▸ **Task requirements**: Report every line of the data where the string "references" appears.

▸ **Provided records**:
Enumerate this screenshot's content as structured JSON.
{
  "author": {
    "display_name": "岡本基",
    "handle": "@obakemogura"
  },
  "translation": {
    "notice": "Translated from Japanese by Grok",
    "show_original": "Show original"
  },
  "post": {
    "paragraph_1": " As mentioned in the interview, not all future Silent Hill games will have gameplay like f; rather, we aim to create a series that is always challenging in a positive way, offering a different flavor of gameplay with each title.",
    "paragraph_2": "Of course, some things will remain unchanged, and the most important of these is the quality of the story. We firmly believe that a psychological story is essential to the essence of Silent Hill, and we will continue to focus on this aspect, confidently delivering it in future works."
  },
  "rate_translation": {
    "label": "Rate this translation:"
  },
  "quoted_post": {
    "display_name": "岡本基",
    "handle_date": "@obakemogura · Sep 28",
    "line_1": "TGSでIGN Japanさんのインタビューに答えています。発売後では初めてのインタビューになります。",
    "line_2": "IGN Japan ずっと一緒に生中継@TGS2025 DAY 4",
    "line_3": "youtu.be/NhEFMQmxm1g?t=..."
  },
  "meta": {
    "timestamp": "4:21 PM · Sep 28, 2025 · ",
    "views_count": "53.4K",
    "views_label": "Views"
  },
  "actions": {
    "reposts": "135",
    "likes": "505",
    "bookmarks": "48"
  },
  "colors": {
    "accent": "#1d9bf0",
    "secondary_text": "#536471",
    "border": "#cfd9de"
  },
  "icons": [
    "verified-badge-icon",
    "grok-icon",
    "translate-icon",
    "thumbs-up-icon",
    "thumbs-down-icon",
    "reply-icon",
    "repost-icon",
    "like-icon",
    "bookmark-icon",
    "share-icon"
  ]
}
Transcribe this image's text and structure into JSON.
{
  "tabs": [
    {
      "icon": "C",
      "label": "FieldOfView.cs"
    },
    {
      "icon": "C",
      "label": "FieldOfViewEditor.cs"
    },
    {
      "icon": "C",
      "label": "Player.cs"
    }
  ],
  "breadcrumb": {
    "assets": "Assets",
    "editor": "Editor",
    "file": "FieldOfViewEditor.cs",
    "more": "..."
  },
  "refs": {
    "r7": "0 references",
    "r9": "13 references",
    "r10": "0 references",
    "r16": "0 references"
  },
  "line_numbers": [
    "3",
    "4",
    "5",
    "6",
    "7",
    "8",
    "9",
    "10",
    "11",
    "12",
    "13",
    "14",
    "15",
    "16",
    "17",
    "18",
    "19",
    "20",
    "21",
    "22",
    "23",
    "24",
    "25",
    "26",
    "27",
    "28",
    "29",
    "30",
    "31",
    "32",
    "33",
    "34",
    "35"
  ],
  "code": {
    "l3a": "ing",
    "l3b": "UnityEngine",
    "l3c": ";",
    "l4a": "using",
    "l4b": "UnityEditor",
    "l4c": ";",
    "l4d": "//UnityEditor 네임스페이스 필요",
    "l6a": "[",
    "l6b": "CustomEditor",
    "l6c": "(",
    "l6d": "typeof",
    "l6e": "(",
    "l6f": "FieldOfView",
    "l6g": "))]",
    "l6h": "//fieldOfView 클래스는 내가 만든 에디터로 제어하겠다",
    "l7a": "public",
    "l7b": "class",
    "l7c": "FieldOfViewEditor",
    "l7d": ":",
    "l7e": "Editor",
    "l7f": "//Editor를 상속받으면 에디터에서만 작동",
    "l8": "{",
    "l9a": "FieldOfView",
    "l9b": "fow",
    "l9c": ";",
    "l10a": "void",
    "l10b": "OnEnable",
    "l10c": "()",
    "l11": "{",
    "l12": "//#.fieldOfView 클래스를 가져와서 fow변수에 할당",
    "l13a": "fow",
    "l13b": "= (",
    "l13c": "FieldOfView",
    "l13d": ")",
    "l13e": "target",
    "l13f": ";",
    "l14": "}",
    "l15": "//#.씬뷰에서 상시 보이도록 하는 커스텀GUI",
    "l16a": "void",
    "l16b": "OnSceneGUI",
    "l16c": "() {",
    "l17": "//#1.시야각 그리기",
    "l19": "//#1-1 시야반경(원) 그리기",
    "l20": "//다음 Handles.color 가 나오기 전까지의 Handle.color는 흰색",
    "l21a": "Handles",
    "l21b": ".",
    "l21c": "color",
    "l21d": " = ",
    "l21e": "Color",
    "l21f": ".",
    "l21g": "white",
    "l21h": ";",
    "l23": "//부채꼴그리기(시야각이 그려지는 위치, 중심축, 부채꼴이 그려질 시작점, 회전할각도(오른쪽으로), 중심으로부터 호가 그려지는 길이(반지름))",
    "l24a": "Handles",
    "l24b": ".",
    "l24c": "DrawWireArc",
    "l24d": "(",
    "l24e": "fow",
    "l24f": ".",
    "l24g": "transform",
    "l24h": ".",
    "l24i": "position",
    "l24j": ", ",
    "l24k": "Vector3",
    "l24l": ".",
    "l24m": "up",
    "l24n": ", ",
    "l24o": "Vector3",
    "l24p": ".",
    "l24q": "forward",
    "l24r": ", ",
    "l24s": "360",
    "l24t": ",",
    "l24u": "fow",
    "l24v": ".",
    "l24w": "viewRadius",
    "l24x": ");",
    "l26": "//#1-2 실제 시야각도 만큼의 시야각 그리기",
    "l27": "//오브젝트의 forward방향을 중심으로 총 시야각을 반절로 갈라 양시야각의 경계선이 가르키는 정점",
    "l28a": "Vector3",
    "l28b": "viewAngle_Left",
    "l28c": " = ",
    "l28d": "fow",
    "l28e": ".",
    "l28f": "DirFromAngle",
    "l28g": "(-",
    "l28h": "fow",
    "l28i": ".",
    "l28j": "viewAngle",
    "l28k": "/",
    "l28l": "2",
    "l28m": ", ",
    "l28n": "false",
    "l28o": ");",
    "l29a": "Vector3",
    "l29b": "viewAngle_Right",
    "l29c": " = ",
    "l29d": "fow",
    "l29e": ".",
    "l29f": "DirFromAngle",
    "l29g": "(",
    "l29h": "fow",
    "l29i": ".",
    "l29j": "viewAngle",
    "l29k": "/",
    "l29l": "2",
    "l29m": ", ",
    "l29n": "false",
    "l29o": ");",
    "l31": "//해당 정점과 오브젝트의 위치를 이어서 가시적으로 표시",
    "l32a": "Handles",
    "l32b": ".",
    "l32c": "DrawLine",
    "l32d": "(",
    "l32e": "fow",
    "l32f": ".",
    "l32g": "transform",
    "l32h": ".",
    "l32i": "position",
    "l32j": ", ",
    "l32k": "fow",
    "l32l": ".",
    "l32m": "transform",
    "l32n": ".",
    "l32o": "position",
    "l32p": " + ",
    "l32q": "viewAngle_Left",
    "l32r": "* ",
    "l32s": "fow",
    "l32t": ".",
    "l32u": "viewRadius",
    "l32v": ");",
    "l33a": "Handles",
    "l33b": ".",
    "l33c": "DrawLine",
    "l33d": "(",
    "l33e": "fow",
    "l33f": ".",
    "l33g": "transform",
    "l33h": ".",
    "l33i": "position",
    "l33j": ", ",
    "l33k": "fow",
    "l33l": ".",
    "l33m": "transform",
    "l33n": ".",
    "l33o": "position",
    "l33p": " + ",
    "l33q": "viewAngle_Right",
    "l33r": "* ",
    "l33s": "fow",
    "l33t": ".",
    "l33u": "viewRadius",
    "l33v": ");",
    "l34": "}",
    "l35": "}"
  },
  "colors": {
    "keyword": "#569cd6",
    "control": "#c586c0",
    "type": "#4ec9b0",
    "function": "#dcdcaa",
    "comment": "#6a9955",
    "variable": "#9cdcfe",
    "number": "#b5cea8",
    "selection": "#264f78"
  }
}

▸ **Answer box**:
    "r7": "0 references",
    "r9": "13 references",
    "r10": "0 references",
    "r16": "0 references"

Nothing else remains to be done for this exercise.